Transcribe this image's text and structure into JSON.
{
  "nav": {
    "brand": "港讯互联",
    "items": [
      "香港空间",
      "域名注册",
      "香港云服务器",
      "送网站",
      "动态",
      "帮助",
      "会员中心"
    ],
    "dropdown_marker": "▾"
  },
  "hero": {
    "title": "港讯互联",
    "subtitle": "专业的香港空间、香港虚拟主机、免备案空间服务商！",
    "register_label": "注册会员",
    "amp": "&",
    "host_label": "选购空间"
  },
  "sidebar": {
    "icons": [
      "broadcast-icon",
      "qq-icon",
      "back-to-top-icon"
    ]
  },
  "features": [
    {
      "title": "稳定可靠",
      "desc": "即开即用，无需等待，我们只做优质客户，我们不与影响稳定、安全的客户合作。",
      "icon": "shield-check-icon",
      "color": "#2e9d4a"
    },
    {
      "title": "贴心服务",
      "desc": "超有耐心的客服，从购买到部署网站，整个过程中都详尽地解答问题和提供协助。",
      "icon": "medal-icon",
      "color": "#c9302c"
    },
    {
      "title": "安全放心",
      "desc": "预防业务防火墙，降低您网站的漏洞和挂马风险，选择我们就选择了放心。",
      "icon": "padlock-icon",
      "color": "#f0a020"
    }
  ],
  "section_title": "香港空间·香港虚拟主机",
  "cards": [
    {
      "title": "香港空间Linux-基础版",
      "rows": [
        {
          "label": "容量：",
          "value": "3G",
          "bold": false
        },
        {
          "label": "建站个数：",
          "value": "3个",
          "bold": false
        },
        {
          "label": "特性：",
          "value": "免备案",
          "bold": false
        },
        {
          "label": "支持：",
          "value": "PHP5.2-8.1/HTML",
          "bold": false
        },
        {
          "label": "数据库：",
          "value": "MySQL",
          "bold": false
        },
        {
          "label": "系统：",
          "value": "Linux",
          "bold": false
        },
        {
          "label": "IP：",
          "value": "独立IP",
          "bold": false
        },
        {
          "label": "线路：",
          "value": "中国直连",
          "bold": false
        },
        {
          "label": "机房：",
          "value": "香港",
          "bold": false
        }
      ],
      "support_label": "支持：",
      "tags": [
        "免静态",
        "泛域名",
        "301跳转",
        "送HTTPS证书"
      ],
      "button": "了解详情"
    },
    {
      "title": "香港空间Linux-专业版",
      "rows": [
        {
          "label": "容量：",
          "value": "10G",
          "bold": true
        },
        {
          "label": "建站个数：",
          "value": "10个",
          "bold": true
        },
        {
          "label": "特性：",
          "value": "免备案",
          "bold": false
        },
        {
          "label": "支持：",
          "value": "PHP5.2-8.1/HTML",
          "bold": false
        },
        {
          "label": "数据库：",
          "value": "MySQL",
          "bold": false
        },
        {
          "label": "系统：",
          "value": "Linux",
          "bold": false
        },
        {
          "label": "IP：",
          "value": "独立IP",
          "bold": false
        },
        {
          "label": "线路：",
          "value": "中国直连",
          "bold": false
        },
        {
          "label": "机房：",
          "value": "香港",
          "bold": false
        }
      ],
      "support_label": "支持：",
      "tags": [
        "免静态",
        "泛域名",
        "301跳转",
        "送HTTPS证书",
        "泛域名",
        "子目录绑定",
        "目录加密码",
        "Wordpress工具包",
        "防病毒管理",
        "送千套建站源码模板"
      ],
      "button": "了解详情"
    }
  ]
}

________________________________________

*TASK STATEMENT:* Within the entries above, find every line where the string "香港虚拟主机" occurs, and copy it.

*PROBLEM SOLUTION:*
    "subtitle": "专业的香港空间、香港虚拟主机、免备案空间服务商！",
  "section_title": "香港空间·香港虚拟主机",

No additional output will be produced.